Removing financial disincentives would help remove reluctance to register patients that have no documentation, a study has suggested.
The BJGP study, which interviewed 33 GP staff in North East London, looked at the reasons behind practice staff refusing to register transient patients that have no documents – even though NHS England guidance states that such everyone in England can register with a GP, regardless of immigration status, and that they do not require documentation or an NHS number to do so.
The research found that although staff were aware of this fact, there were a number of concerns that put barriers in the way. These were mainly around the administrative and financial burden placed on health services by registering patients with no documents, as well as fears as about safeguarding with respect to the patient themselves, staff and others (for example, if ‘red flags’ were missed because the practice didn’t have access to full records).
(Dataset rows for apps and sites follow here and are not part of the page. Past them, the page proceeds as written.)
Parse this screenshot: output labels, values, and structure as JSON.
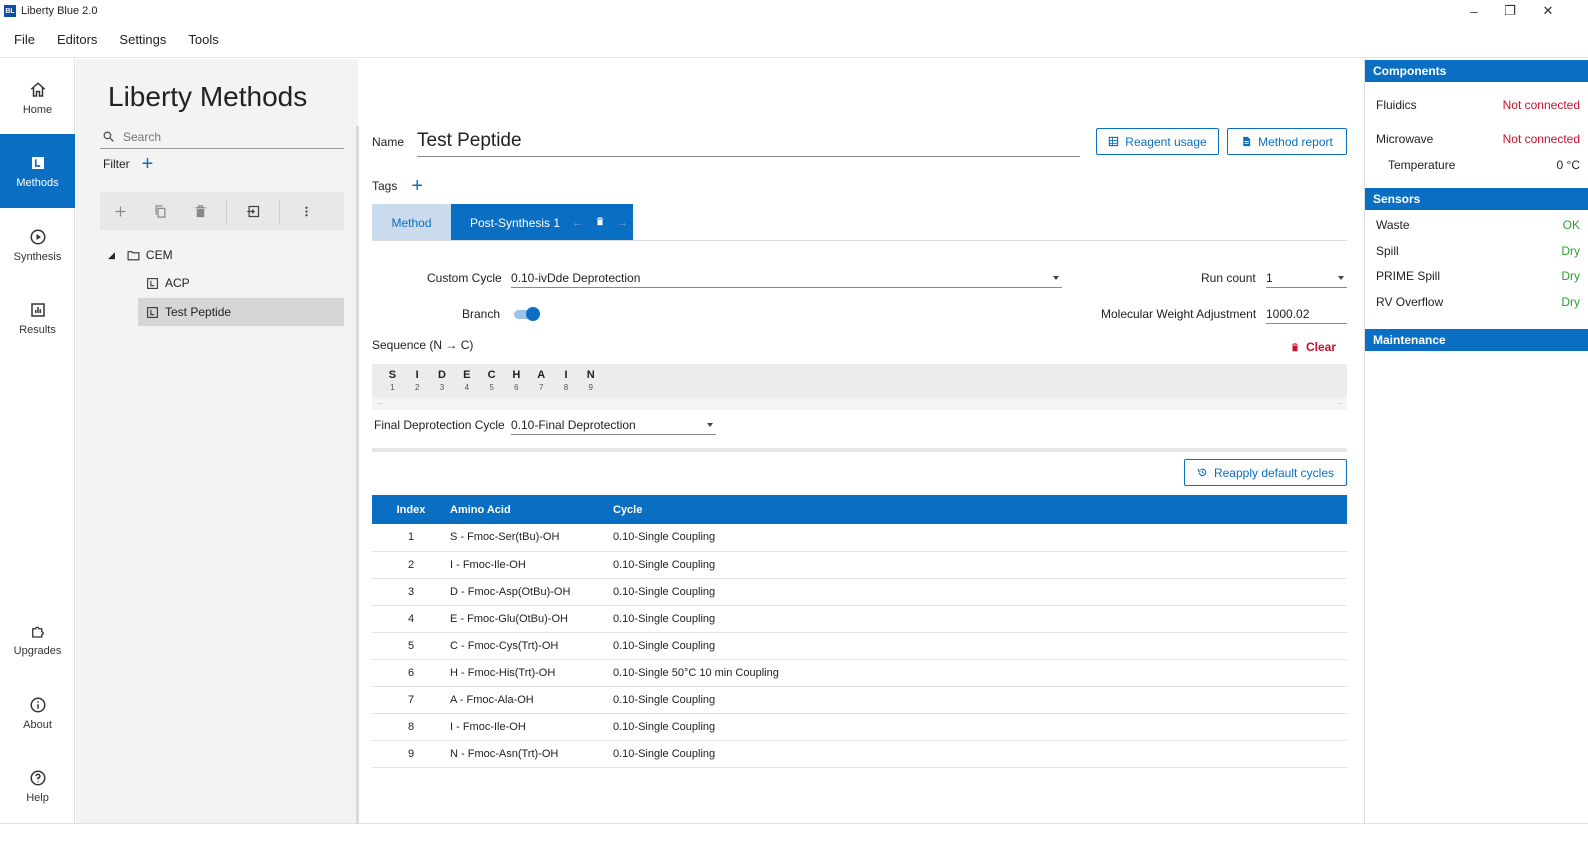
{
  "window": {
    "title": "Liberty Blue 2.0",
    "logo": "BL"
  },
  "menu": [
    "File",
    "Editors",
    "Settings",
    "Tools"
  ],
  "nav": {
    "home": "Home",
    "methods": "Methods",
    "synthesis": "Synthesis",
    "results": "Results",
    "upgrades": "Upgrades",
    "about": "About",
    "help": "Help"
  },
  "left": {
    "title": "Liberty Methods",
    "search_placeholder": "Search",
    "filter_label": "Filter",
    "tree": {
      "folder": "CEM",
      "items": [
        "ACP",
        "Test Peptide"
      ]
    }
  },
  "editor": {
    "name_label": "Name",
    "name_value": "Test Peptide",
    "reagent_button": "Reagent usage",
    "report_button": "Method report",
    "tags_label": "Tags",
    "tab_method": "Method",
    "tab_post": "Post-Synthesis 1",
    "custom_cycle_label": "Custom Cycle",
    "custom_cycle_value": "0.10-ivDde Deprotection",
    "run_count_label": "Run count",
    "run_count_value": "1",
    "branch_label": "Branch",
    "mw_label": "Molecular Weight Adjustment",
    "mw_value": "1000.02",
    "sequence_label": "Sequence (N → C)",
    "clear_button": "Clear",
    "sequence": [
      "S",
      "I",
      "D",
      "E",
      "C",
      "H",
      "A",
      "I",
      "N"
    ],
    "final_deprot_label": "Final Deprotection Cycle",
    "final_deprot_value": "0.10-Final Deprotection",
    "reapply_button": "Reapply default cycles",
    "table": {
      "headers": [
        "Index",
        "Amino Acid",
        "Cycle"
      ],
      "rows": [
        {
          "index": "1",
          "aa": "S - Fmoc-Ser(tBu)-OH",
          "cycle": "0.10-Single Coupling"
        },
        {
          "index": "2",
          "aa": "I - Fmoc-Ile-OH",
          "cycle": "0.10-Single Coupling"
        },
        {
          "index": "3",
          "aa": "D - Fmoc-Asp(OtBu)-OH",
          "cycle": "0.10-Single Coupling"
        },
        {
          "index": "4",
          "aa": "E - Fmoc-Glu(OtBu)-OH",
          "cycle": "0.10-Single Coupling"
        },
        {
          "index": "5",
          "aa": "C - Fmoc-Cys(Trt)-OH",
          "cycle": "0.10-Single Coupling"
        },
        {
          "index": "6",
          "aa": "H - Fmoc-His(Trt)-OH",
          "cycle": "0.10-Single 50°C 10 min Coupling"
        },
        {
          "index": "7",
          "aa": "A - Fmoc-Ala-OH",
          "cycle": "0.10-Single Coupling"
        },
        {
          "index": "8",
          "aa": "I - Fmoc-Ile-OH",
          "cycle": "0.10-Single Coupling"
        },
        {
          "index": "9",
          "aa": "N - Fmoc-Asn(Trt)-OH",
          "cycle": "0.10-Single Coupling"
        }
      ]
    }
  },
  "status": {
    "components_title": "Components",
    "fluidics_label": "Fluidics",
    "fluidics_value": "Not connected",
    "microwave_label": "Microwave",
    "microwave_value": "Not connected",
    "temperature_label": "Temperature",
    "temperature_value": "0 °C",
    "sensors_title": "Sensors",
    "waste_label": "Waste",
    "waste_value": "OK",
    "spill_label": "Spill",
    "spill_value": "Dry",
    "prime_label": "PRIME Spill",
    "prime_value": "Dry",
    "rv_label": "RV Overflow",
    "rv_value": "Dry",
    "maintenance_title": "Maintenance"
  },
  "colors": {
    "accent": "#0a6fc2",
    "error": "#c8102e",
    "ok": "#2e9e2e"
  }
}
The study said: ‘Participants highlighted that those without documents were more likely to need translation services, and therefore double appointments, increasing costs to the practice.
‘Additionally, it was felt they were likely to be difficult to contact, or move out of the area, making it more challenging to achieve Quality and Outcomes Framework (QOF) targets.’
The study concluded that staff concerns and high workloads need to be addressed to help improve inclusive registration practices.
It said: ‘The perceived practical and financial burdens relate to overall increases in workload and the current funding model utilised in general practice. Initiatives to improve access must acknowledge such concerns.’
It comes after patients are now able to register with a GP practice remotely, in an effort to make the process more inclusive and tackle issues which contribute to health inequalities.